Read the lines below, and copy any that contain the string "JSON".

*-*-*

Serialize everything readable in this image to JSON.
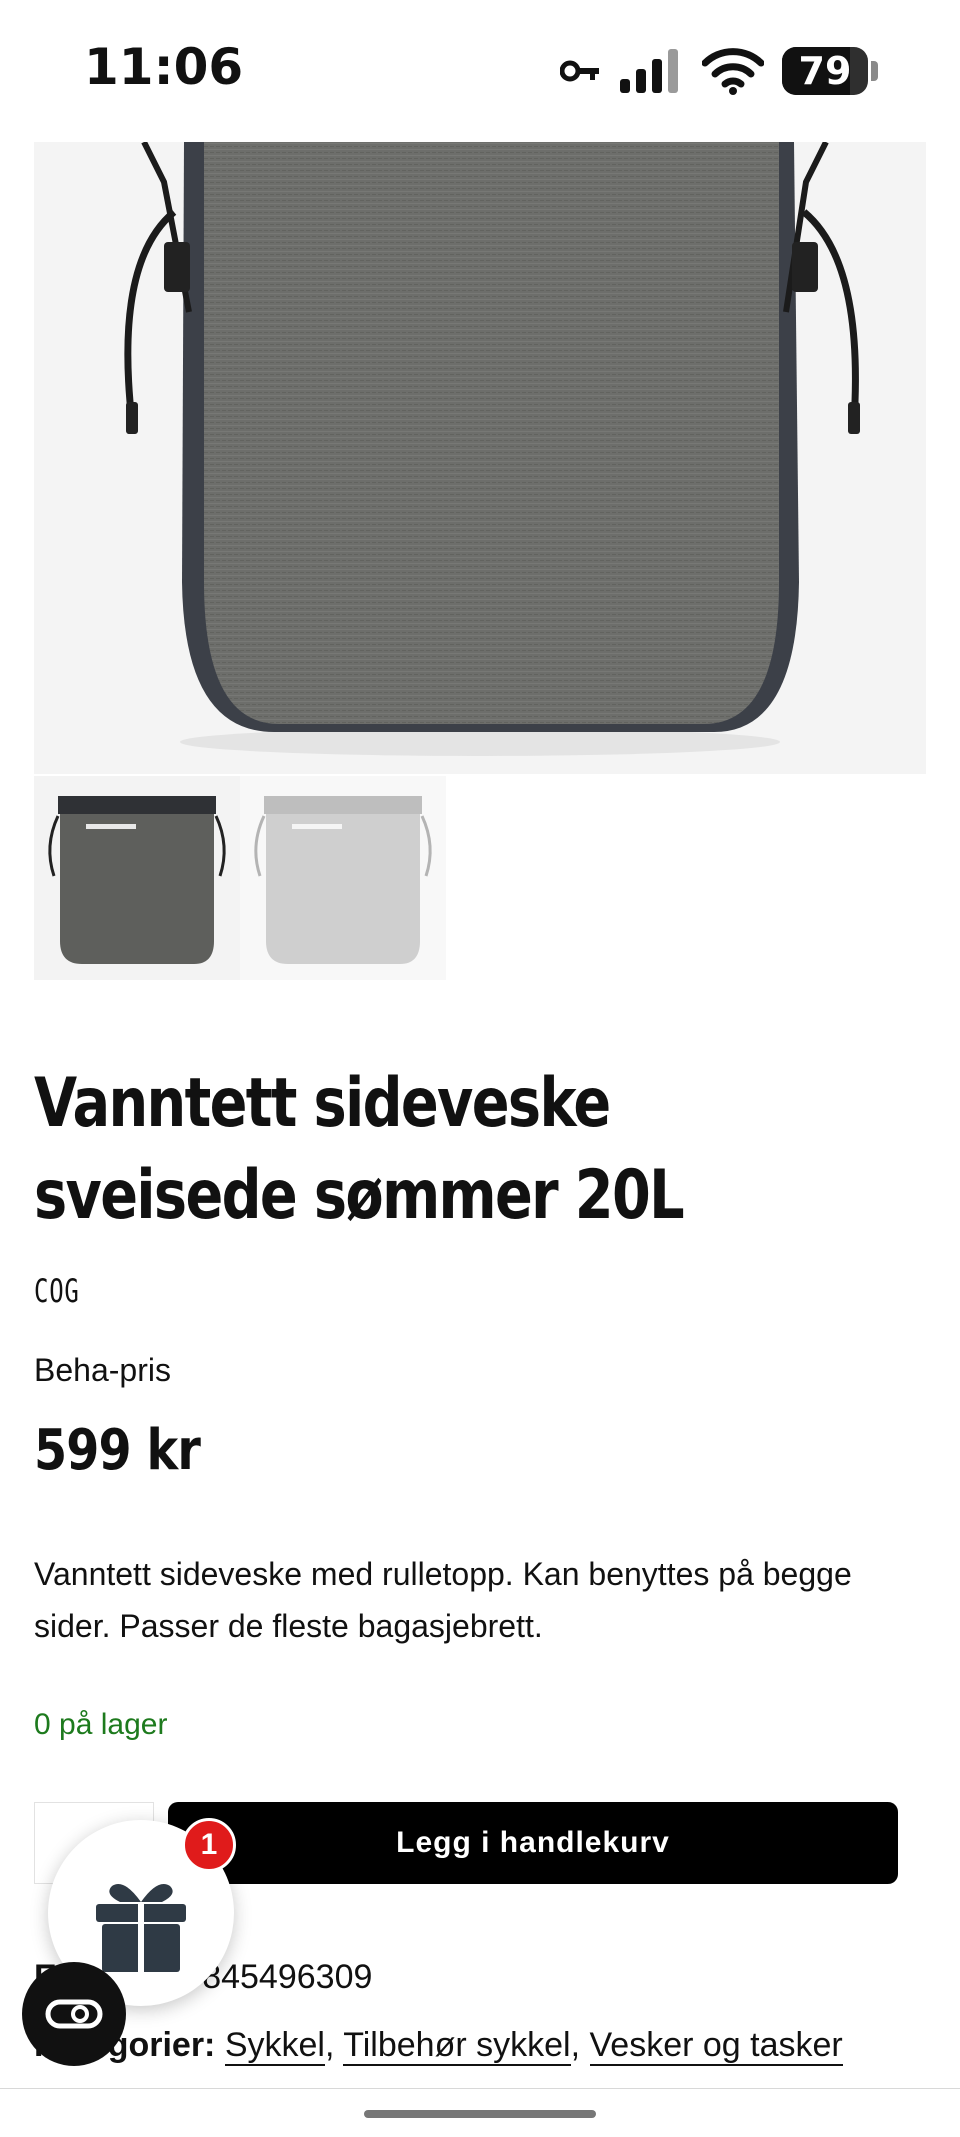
{
  "status_bar": {
    "time": "11:06",
    "battery": 79
  },
  "product": {
    "title": "Vanntett sideveske sveisede sømmer 20L",
    "brand": "COG",
    "price_label": "Beha-pris",
    "price": "599 kr",
    "description": "Vanntett sideveske med rulletopp. Kan benyttes på begge sider. Passer de fleste bagasjebrett.",
    "stock": "0 på lager",
    "add_to_cart_label": "Legg i handlekurv",
    "sku_label": "EAN:",
    "sku_value": "7070845496309",
    "categories_label": "Kategorier:",
    "categories": [
      "Sykkel",
      "Tilbehør sykkel",
      "Vesker og tasker"
    ]
  },
  "gift_widget": {
    "badge_count": "1"
  },
  "colors": {
    "stock_green": "#1d7a1d",
    "badge_red": "#e01b1b",
    "button_black": "#000000"
  }
}
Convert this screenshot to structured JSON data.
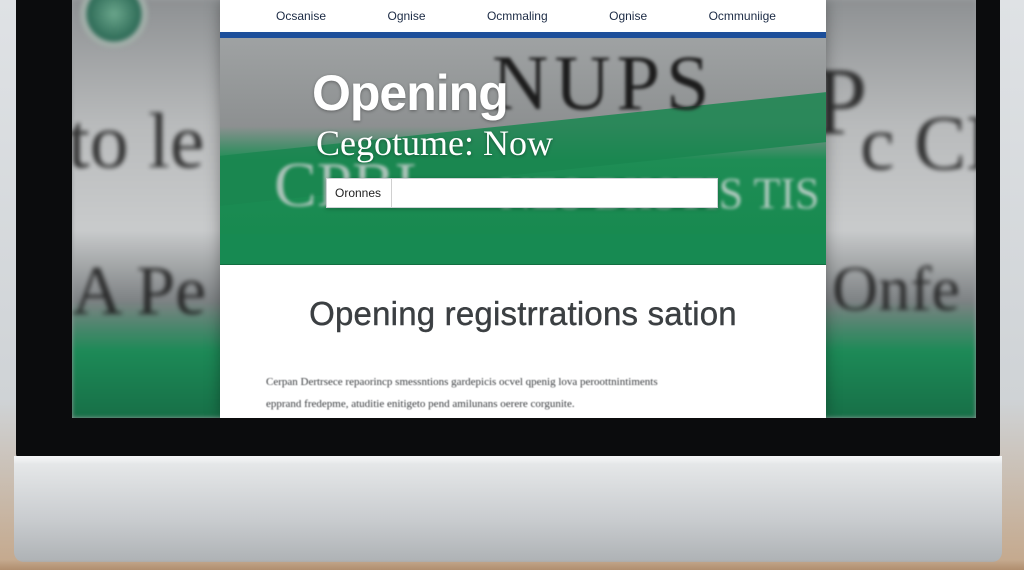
{
  "nav": {
    "items": [
      "Ocsanise",
      "Ognise",
      "Ocmmaling",
      "Ognise",
      "Ocmmuniige"
    ]
  },
  "hero": {
    "title": "Opening",
    "subtitle": "Cegotume: Now"
  },
  "search": {
    "button_label": "Oronnes",
    "value": "",
    "placeholder": ""
  },
  "content": {
    "title": "Opening registrrations sation",
    "body_lines": [
      "Cerpan Dertrsece repaorincp smessntions gardepicis ocvel qpenig lova peroottnintiments",
      "epprand fredepme, atuditie enitigeto pend amilunans oerere corgunite."
    ]
  },
  "backdrop": {
    "left_text_top": "to le",
    "left_text_bottom": "A Pe",
    "right_text_top": "CP",
    "right_text_mid": "c CE",
    "right_text_bottom": "Onfe",
    "sign_top": "NUPS",
    "sign_bottom_left": "CPBL",
    "sign_bottom_right": "NES BIISTIS TIS CL"
  },
  "colors": {
    "accent_blue": "#1d4f9a",
    "brand_green": "#178a52",
    "bezel": "#0b0c0d"
  }
}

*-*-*

» **Expected answer**:
Serialize everything readable in this image to JSON.
Convert this screenshot to structured JSON data.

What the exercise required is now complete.